This action is on the double indemnity clause of a policy of life insurance, and by the policy contract as pleaded, the defendant engaged to pay the plaintiff, as the beneficiary therein named, "the sum of ten thousand dollars in the event (the death of the insured) resulted from bodily injury within ninety days after such injury, directly and independently of all other causes, affected solely through external, violent and accidental means"; and the complaint avers "that while said policy was in full force and effect, and before the said (insured) attained the age of sixty years, on to-wit, the 17th day of April, 1928, the said (insured) died, and that his death resulted from bodily injury directly and independently of all other causes * * * solely through external, violent and accidental means." (Italics supplied.)
The provision of the policy and the cause of death as pleaded bring the case within the principles above stated, and though the plaintiff upon offering evidence tending to show violent, accidental death, is aided by the presumptions against self-destruction, making the case one for the jury, nevertheless, the subject-matter of the negative averments not being peculiarly within the knowledge of the defendant, she has the burden of reasonably satisfying the jury that the insured's death resulted directly from external, violent, and accidental means, exclusive of all other causes, including suicide. 1 Greenl. on Ev. 78; Preferred Accident Ins. Co. v. Fielding, Adm'r, etc., 35 Colo. 19, 83 P. 1013, 9 Ann. Cas. 916; Carnes v. Iowa State Traveling Men's Ass'n, 106 Iowa, 281, 76 N.W. 683, 68 Am. St. Rep. 306; Grosvenor v. Fidelity Casualty Co. of New York, 102 Neb. 629, 168 N.W. 596; Hodgson v. Preferred Acc. Ins. Co. of N.Y., 182 App. Div. 381, 169 N.Y. S. 28; Whitlatch v. Fidelity Casualty Co. of N.Y., 149 N.Y. 45, 43 N.E. 405; Fidelity Casualty Co. of N.Y. v. Weise, 182 Ill. 496, 55 N.E. 540; Globe Indemnity Co. of N.Y. v. Reinhart, 152 Md. 439, 137 A. 43; Weil v. Globe Indemnity Co., 179 App. Div. 166, 166 N.Y. S. 225; Laessig v. Travelers' Protective Ass'n of America, 169 Mo. 272, 69 S.W. 469.

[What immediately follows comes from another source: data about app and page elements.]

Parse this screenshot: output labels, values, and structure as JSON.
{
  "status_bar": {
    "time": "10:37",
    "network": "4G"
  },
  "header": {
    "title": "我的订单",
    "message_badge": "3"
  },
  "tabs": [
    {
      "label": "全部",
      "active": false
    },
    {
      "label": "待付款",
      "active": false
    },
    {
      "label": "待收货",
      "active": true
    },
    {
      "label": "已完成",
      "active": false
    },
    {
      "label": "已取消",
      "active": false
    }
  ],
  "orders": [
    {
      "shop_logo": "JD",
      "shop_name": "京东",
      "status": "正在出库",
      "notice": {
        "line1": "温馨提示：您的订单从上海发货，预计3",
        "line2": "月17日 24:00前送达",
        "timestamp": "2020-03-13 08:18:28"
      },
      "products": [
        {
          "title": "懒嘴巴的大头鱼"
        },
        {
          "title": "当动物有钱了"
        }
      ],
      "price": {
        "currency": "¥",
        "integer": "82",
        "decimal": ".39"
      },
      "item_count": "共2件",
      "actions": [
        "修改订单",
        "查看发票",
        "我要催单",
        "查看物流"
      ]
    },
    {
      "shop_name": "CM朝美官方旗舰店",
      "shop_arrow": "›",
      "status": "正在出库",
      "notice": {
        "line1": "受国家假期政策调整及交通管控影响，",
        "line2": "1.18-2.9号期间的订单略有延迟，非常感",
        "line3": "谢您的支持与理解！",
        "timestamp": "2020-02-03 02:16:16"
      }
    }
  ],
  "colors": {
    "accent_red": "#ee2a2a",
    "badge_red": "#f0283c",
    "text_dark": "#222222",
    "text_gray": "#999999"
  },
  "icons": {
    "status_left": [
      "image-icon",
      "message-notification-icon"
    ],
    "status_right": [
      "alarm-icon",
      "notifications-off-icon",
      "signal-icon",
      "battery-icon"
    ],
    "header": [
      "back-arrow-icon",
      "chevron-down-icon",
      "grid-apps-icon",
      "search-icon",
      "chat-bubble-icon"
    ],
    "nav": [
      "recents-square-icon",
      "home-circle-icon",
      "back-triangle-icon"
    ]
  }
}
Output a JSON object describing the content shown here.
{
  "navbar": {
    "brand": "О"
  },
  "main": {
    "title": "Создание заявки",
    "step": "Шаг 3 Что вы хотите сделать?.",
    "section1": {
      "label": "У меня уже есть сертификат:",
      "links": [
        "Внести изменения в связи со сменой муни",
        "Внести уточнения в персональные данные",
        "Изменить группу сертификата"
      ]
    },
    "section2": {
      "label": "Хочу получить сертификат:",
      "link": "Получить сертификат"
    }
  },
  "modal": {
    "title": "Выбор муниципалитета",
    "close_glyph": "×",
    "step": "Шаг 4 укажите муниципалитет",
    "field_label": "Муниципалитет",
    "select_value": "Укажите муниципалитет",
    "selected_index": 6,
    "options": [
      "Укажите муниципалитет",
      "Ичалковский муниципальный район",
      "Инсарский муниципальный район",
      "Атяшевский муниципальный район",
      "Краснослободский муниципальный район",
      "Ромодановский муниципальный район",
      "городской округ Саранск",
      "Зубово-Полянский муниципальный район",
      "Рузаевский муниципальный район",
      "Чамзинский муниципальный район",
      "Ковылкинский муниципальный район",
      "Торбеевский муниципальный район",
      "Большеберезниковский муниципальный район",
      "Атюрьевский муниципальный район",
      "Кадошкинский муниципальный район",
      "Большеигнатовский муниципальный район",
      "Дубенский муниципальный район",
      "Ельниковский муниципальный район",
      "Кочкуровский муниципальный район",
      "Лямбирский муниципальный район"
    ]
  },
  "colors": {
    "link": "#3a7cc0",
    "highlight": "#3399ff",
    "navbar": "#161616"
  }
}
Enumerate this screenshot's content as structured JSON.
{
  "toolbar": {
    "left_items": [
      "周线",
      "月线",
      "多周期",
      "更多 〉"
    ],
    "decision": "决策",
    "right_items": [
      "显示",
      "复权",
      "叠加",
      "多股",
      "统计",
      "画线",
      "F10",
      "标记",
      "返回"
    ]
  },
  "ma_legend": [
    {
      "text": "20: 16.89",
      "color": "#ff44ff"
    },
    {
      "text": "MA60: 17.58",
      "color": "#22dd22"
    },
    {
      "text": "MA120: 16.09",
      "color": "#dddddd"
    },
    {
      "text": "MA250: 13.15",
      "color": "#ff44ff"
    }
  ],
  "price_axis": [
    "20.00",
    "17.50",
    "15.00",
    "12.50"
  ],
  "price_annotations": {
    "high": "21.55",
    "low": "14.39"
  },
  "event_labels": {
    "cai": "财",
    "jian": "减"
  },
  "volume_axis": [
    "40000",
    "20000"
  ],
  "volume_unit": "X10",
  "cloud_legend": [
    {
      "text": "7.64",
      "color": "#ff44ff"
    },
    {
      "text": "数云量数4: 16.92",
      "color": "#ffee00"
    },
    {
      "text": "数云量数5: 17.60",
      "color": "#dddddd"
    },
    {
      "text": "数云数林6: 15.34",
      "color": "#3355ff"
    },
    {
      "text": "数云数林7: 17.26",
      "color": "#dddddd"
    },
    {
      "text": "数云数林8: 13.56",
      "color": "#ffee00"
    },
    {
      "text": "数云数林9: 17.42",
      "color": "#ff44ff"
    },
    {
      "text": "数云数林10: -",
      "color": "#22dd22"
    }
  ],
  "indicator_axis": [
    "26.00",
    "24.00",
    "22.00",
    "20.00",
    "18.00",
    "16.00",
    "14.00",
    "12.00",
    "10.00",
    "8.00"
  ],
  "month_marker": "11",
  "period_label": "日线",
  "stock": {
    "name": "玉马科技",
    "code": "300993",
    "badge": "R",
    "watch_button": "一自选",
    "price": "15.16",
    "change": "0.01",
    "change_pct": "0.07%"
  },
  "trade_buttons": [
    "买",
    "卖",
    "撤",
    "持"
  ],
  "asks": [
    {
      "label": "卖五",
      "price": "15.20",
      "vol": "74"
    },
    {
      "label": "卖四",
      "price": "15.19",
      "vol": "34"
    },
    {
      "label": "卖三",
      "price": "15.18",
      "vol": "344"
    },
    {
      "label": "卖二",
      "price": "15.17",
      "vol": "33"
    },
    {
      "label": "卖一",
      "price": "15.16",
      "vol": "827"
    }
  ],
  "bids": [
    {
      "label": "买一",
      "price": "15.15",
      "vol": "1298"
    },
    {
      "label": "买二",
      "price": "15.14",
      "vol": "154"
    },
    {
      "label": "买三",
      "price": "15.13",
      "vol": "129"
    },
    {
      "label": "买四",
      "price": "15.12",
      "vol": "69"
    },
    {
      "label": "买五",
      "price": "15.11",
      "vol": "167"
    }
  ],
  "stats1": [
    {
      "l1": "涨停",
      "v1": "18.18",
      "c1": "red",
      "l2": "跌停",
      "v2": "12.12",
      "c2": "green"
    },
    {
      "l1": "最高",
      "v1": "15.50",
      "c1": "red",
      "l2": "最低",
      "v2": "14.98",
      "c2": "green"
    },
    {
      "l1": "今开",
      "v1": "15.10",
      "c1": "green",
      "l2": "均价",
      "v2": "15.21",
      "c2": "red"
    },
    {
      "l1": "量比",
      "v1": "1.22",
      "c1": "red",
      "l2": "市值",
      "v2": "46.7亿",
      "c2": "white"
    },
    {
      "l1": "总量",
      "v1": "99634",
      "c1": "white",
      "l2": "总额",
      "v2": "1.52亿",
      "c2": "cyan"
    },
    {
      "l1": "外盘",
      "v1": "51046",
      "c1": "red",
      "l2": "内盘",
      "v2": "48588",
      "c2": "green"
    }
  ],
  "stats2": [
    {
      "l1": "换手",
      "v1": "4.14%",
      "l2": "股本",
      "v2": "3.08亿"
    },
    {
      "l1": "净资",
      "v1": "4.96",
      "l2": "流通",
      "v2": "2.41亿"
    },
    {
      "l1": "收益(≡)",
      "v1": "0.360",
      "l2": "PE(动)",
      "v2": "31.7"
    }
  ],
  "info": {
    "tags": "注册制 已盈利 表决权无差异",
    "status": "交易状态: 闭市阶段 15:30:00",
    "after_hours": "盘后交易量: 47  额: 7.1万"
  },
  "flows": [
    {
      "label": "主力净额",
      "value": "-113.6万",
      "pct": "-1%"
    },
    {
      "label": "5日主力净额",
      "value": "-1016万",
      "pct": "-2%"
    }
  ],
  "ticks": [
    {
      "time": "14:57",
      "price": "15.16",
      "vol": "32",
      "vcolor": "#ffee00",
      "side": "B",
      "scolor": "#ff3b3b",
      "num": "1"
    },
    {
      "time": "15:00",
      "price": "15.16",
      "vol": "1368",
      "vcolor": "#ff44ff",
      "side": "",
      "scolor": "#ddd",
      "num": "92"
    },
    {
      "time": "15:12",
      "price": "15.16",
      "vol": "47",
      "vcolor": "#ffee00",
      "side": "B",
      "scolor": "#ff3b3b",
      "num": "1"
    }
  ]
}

The rule of our cases is that the presumption of innocence is a matter of evidence for the consideration of the jury, and where the evidence is in conflict on the question at issue, the determination of the issue is for the jury, not for the court. Mutual Life Ins. Co. of N.Y. v. Maddox, 221 Ala. 292, 128 So. 383.
That the insured voluntarily committed suicide was not made an issue by the pleadings. Evidence tending to show suicide was merely countervailing evidence offered in rebuttal of evidence of the plaintiff going to show that the death resulted from external, violent, and accidental means.
The judgment here is that the learned trial court fell into error in charging the jury that the burden of proof was on the defendant to reasonably satisfy the jury that the insured committed suicide, and if the evidence was in equilibrium, the plaintiff should recover. Whitlatch v. Fidelity Casualty Co. of N.Y., supra.
For this error the judgment is reversed, and the cause remanded.
Reversed and remanded.
ANDERSON, C. J., and SAYRE and THOMAS, JJ., concur.